Chad's heart problems took him by surprise, but they didn't stop him. Thanks to a generous heart donor, he is on the road to recovery.
Alysia is grateful for both of the kidney donors and the donor families who are making life possible for her.
Kidney failure was harder the second time. At least, it was for Alysia Yamasaki. The first time her kidneys failed was in 1996. She received her first transplant in 1998 and returned quickly to going after her goals and pursuing her dreams. But then in 2014, she began experiencing symptoms of rejection. By 2015, her transplanted kidney was in chronic rejection and Alysia had to return to the waiting list.
This time, the waiting was more difficult. Alysia faced a lot of tiredness, anemia, and water retention. Peritoneal dialysis brought with it a lot of restrictions. She was unable to travel far – always anxiously awaiting “the call.” With a tube in her stomach and spending her nights connected to a dialysis machine, Alysia’s body no longer felt like her own. But by far, the most draining part was seeing the toll her illness was taking on her loved ones – her mother and her partner. But together, they faced it all.
On Wednesday, June 20, 2018, Alysia got “the call” from Oregon Health & Science University (OHSU), inviting her to come receive a donor kidney. The surgery was without complications and the kidney quickly began working in its new home.
As Alysia gratefully adjusts to life off of dialysis again, she and her family and friends are beginning to plan for the future – a normal life with trips and even going back to school. They are thankful for both of the donors and the donor families that are making life possible for Alysia.
Alysia, her friends and family continue to be enthusiastic advocates for organ, eye, and tissue donation. As Alysia says, “You have the power to leave this earth in a meaningful and impactful way by saving someone’s life.”

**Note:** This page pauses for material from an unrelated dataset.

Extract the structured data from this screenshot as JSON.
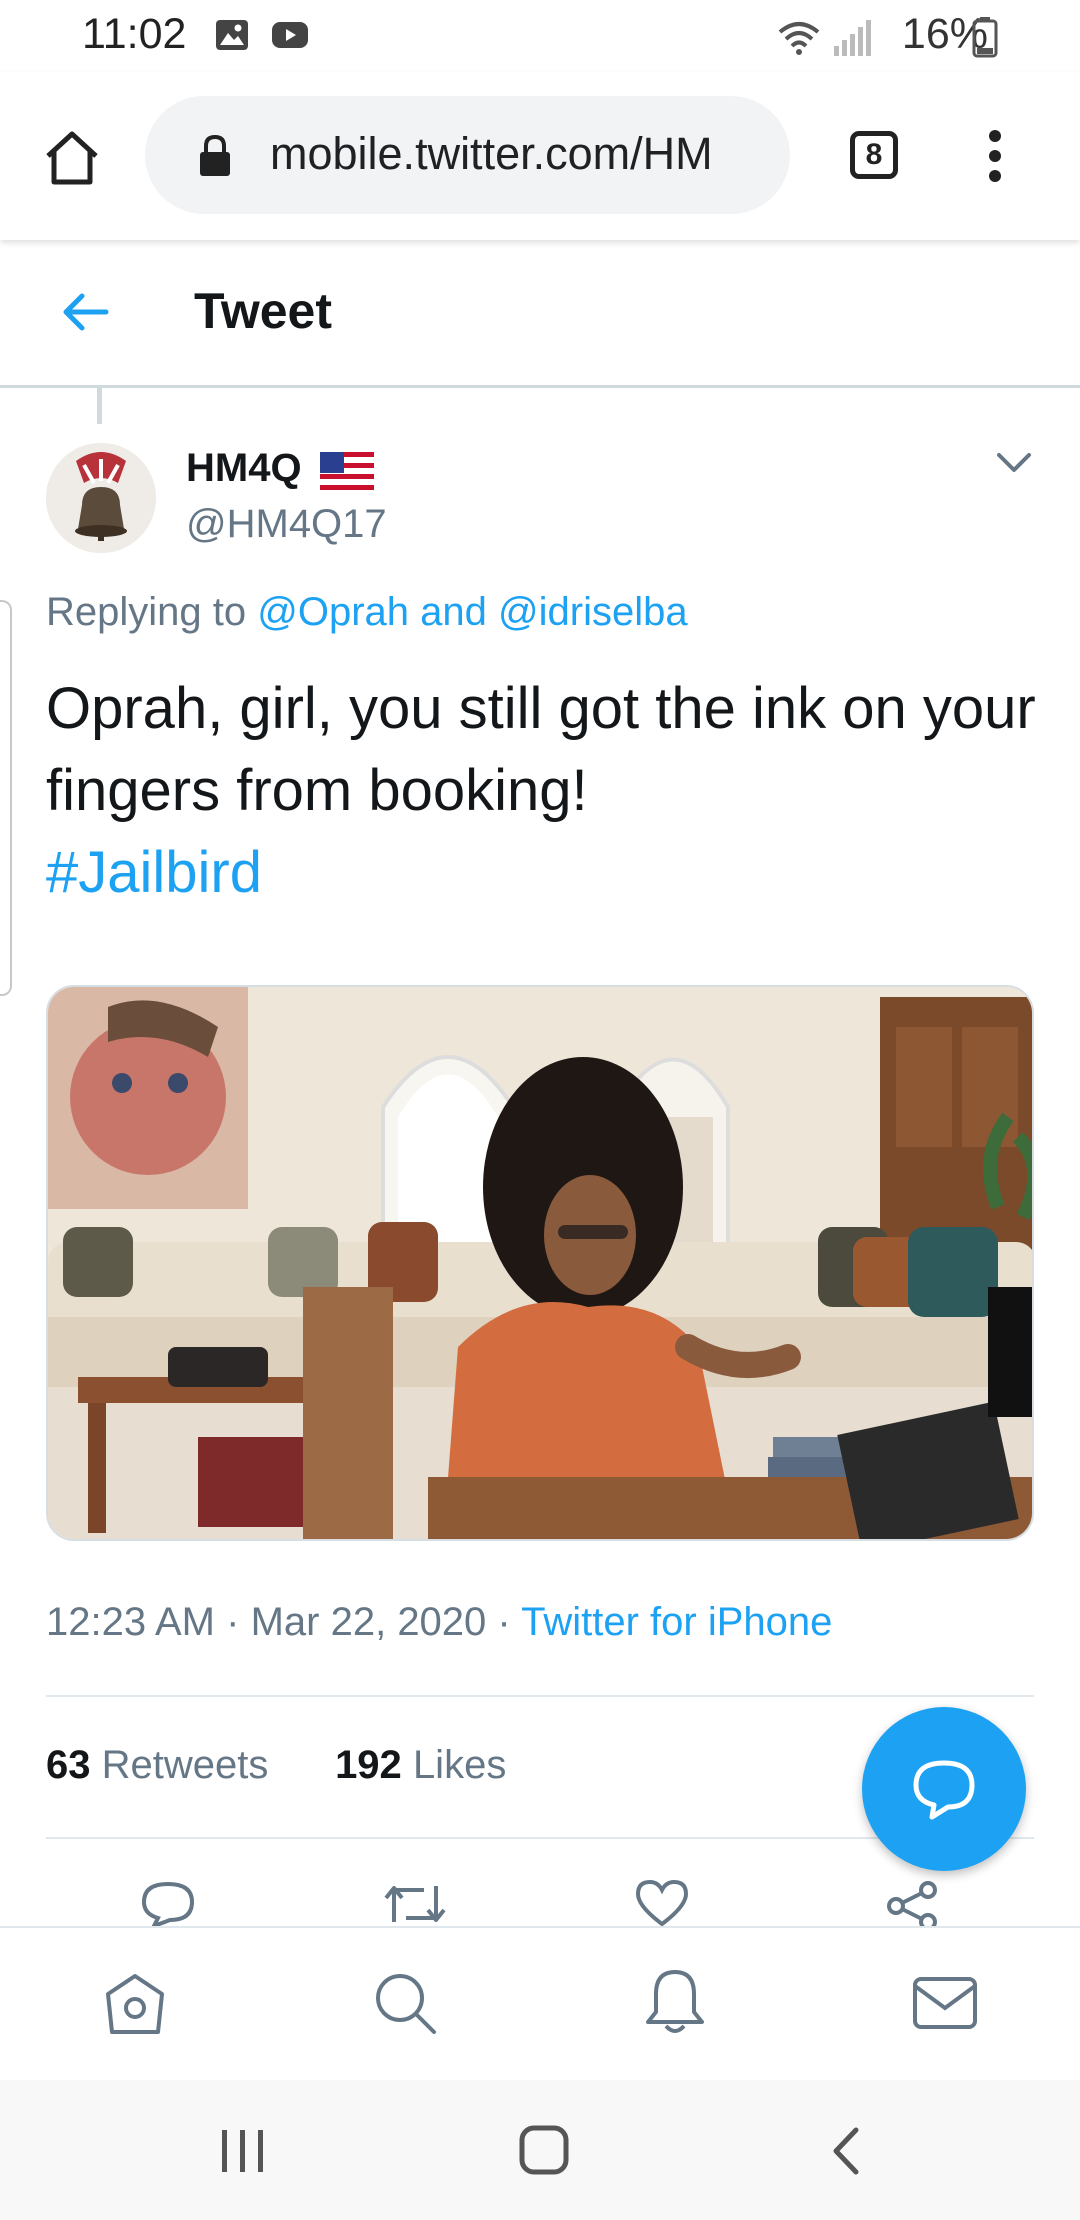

You can see more of Alysia’s story here, on the Donate Life Northwest YouTube channel, or at her website, www.alysia.info.